What King Hui observes in watching his cook butcher an ox is a performance, yet the cook does not experience it as such; he is lost in the activity. Before the cook describes this activity, however, we have a description of it from the point of view of an observer, and this is worth considering.
"Wherever his hand smacked it, wherever his shoulder leaned into it, wherever his foot braced it, wherever his knee pressed it, the thwacking tone of flesh falling from the bone would echo, the knife would whiz through with its resonant thwing, each stroke ringing out the perfect note, attuned to the ‘Dance of the Mulberry Grove’ or the ‘Jingshou Chorus’ of the ancient sage-kings." (Zhuangzi, 3:3; Ziporyn)

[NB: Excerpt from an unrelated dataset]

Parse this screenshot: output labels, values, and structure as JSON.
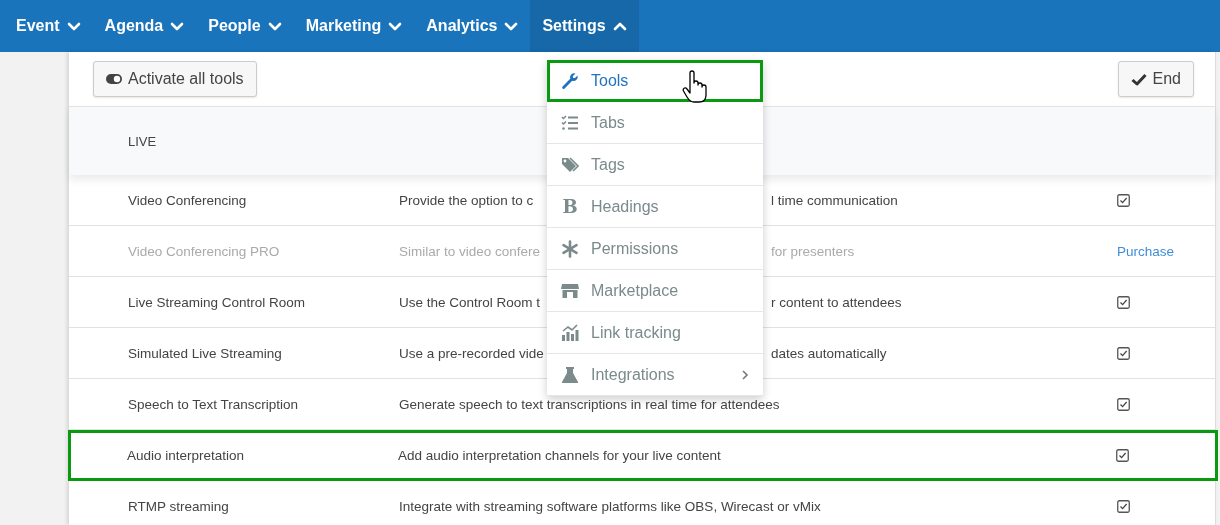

Butchering an ox, it turns out, can become a most intimate dance performed to its own music. The word for music here is the same as for "joy" and this correspondence is played upon both here and elsewhere in the Zhuangzi. Yang Shen (1488-1559) comments: "Where is there anywhere, when is there any moment, from which music — that is joy — is lacking?" We might reply, only when and where we do not allow it to be; for though it's all music, it takes a resonating heart to hear it. Once again we see that it all depends on us, not on the circumstances which come upon us. The onus of responsibility always falls on us, a reality both wonderful and terrible. Daoism, like Zen, always directs us back to ourselves as the final arbiters of our experienced reality.
The cook has performed for no one, not even himself, but when he comes back to himself: "Then all at once, I find the ox already dismembered at my feet like clumps of soil scattered on the ground. I retract the blade and stand there gazing at my work all around me, dawdling over it with satisfaction."
How to nourish life? We have yet to consider any specific 'method', but here we have the "why" — so we can gaze about with satisfaction. Nourishing life is thus making music; and music is joy.
You can check out Scott's writings on Zhuangzi here.